According to the Intercultural Center, “Black History Month provides opportunities for all members of the University to explore the histories, legacies, and current contributions of individuals across the Black and African diaspora.”

Jihad Johnson, Assistant Director of the Intercultural Center, spoke about the thought process that went into planning these events. He began, “Before any true planning occurs for any events that the Intercultural Center hosts, we look to our community (faculty, staff, and students) for support. It is from their feedback and their input that drives our office to provide impactful programs all year.”

Johnson also mentioned that before any events, they hosted a campus-wide planning meeting. Here, they invited the community to share their thoughts and ideas on what they would like to see. From there, a large chunk of time is spent deciding how they can deliver the requests of the community. He continued, “Myself, Dr. Z (Zaneta Rago-Craft, Ph.D., Director of the Intercultural Center and Advisor to President on Diversity and Inclusion), Moofy (Mufrad Ahmed, Program Coordinator for the Intercultural Center), and our student staff are dedicated to improving inclusivity each and every year. We believe there is always room to grow and expand.”

When it comes to the way the University celebrates Black History Month, a couple of students shared their own opinions.

Aariana Flippin, a senior art student, believes the events help include people of different backgrounds in the community. Flippin also mentioned that there should be more exposure to the campus as far as just people of color. “It’s a month for celebration and learning,” she said. She additionally suggested that it would be nice to raise funds to visit a Black historical museum during the month, too.

Sekou Diabate, a junior homeland security student and Treasurer of the Black Student Union (BSU), appeared satisfied with how the University is celebrating BHM. He said, “The events are commendably organized, featuring a diverse array of activities and awareness programs. I eagerly anticipate observing their outcomes.” He highlighted the efforts of BSU along with the Intercultural Center and their commitment to fostering awareness, inclusivity, and understanding. He added, “I suggest that Monmouth considers enhancing its promotional strategies through targeted advertisements and additional activities. This would serve to highlight achievements of Black individuals and raise awareness about the challenges faced by the community.”

Brandon Muir, a senior health student and co-president of the Black Student Athletic Huddle, is anticipating the upcoming BHM events. He emphasized, “The events that BHM are putting out there are amazing! This leaves room for us to expand even more and greater events to come in the future.” He believes that the University is scratching the surface, leaving room for improvement in multiple categories of expression during the month.

Something that sticks out to him this year is the “scavenger hunt” for T-shirts. Muir added, “Being able to include social media was a great idea and the QR codes make it easier to scan and get more information. This leaves room for exploration for all the great other clubs and resources that we have in the Intercultural Center that many may not know about.”

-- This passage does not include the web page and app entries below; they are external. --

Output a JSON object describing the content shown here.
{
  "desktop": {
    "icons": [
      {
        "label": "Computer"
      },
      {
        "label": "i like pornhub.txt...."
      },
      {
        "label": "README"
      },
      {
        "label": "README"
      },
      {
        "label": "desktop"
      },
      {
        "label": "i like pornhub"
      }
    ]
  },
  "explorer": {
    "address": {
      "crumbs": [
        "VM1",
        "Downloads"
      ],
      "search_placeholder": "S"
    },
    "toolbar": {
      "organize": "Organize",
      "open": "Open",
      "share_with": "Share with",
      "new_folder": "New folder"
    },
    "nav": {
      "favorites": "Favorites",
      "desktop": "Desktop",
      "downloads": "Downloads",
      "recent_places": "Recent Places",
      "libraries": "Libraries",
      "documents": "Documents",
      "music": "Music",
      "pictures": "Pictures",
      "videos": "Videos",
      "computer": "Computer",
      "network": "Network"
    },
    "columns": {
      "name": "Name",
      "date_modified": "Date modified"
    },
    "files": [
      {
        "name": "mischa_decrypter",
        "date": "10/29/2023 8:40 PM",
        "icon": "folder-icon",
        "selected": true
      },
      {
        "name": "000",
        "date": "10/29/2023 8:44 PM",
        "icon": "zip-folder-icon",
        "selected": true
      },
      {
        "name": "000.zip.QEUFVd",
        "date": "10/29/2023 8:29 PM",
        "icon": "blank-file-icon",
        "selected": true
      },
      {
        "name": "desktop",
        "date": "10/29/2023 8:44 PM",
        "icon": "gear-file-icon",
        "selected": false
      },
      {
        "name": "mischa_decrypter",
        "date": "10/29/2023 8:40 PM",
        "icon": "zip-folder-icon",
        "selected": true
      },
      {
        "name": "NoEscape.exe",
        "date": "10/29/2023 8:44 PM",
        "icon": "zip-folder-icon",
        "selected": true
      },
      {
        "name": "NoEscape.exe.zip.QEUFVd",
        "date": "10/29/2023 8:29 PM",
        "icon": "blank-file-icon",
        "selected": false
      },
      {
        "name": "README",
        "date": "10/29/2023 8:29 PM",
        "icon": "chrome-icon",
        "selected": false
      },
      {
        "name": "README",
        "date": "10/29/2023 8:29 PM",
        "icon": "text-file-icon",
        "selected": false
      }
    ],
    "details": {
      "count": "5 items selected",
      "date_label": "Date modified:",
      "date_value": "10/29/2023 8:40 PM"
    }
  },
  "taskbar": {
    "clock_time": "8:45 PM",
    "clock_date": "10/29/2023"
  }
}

Muir concluded, “I am proud of this University, and I’m glad to be able to say I am a steppingstone to big changes coming to the University.”